Task -> Pictures are to be left out, and the rest of the records reproduced exactly.

Data section ->
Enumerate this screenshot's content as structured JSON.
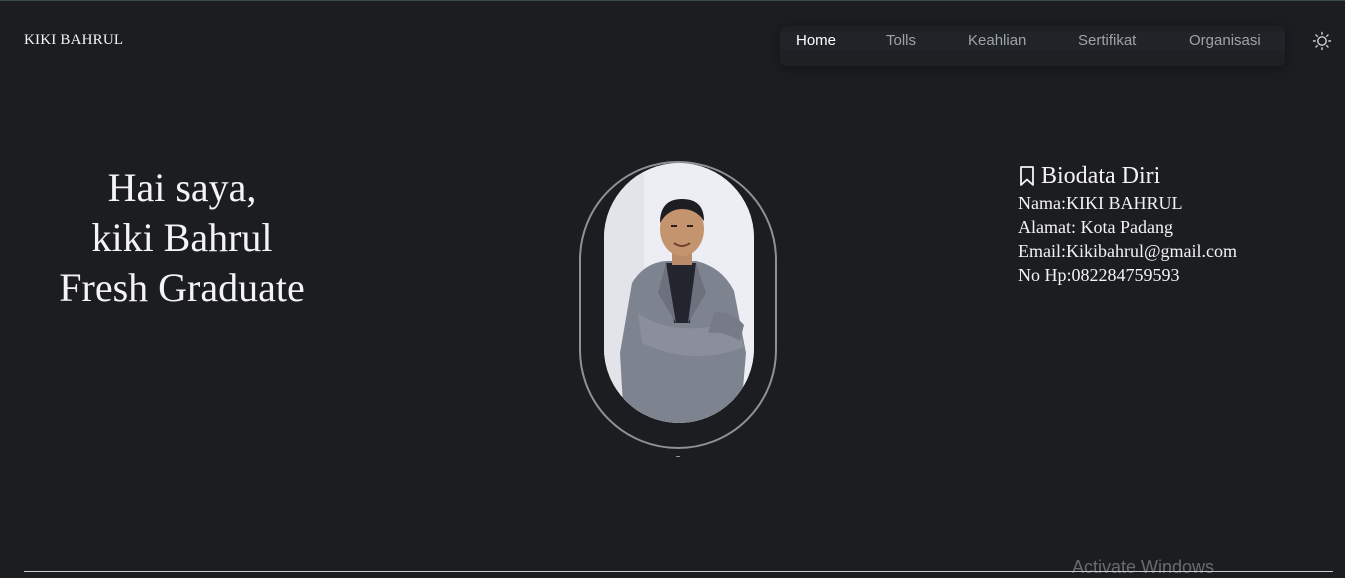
{
  "brand": "KIKI BAHRUL",
  "nav": {
    "items": [
      {
        "label": "Home",
        "active": true
      },
      {
        "label": "Tolls",
        "active": false
      },
      {
        "label": "Keahlian",
        "active": false
      },
      {
        "label": "Sertifikat",
        "active": false
      },
      {
        "label": "Organisasi",
        "active": false
      }
    ],
    "theme_toggle_icon": "sun-icon"
  },
  "hero": {
    "line1": "Hai saya,",
    "line2": "kiki Bahrul",
    "line3": "Fresh Graduate"
  },
  "bio": {
    "title": "Biodata Diri",
    "title_icon": "bookmark-icon",
    "lines": [
      "Nama:KIKI BAHRUL",
      "Alamat: Kota Padang",
      "Email:Kikibahrul@gmail.com",
      "No Hp:082284759593"
    ]
  },
  "watermark": "Activate Windows",
  "colors": {
    "background": "#1b1d20",
    "text": "#f2f2f2",
    "nav_inactive": "#9ea3a8",
    "frame": "#8e9196"
  }
}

Answer box ->
Enumerate this screenshot's content as structured JSON.
{
  "brand": "KIKI BAHRUL",
  "nav": {
    "items": [
      {
        "label": "Home",
        "active": true
      },
      {
        "label": "Tolls",
        "active": false
      },
      {
        "label": "Keahlian",
        "active": false
      },
      {
        "label": "Sertifikat",
        "active": false
      },
      {
        "label": "Organisasi",
        "active": false
      }
    ],
    "theme_toggle_icon": "sun-icon"
  },
  "hero": {
    "line1": "Hai saya,",
    "line2": "kiki Bahrul",
    "line3": "Fresh Graduate"
  },
  "bio": {
    "title": "Biodata Diri",
    "title_icon": "bookmark-icon",
    "lines": [
      "Nama:KIKI BAHRUL",
      "Alamat: Kota Padang",
      "Email:Kikibahrul@gmail.com",
      "No Hp:082284759593"
    ]
  },
  "watermark": "Activate Windows",
  "colors": {
    "background": "#1b1d20",
    "text": "#f2f2f2",
    "nav_inactive": "#9ea3a8",
    "frame": "#8e9196"
  }
}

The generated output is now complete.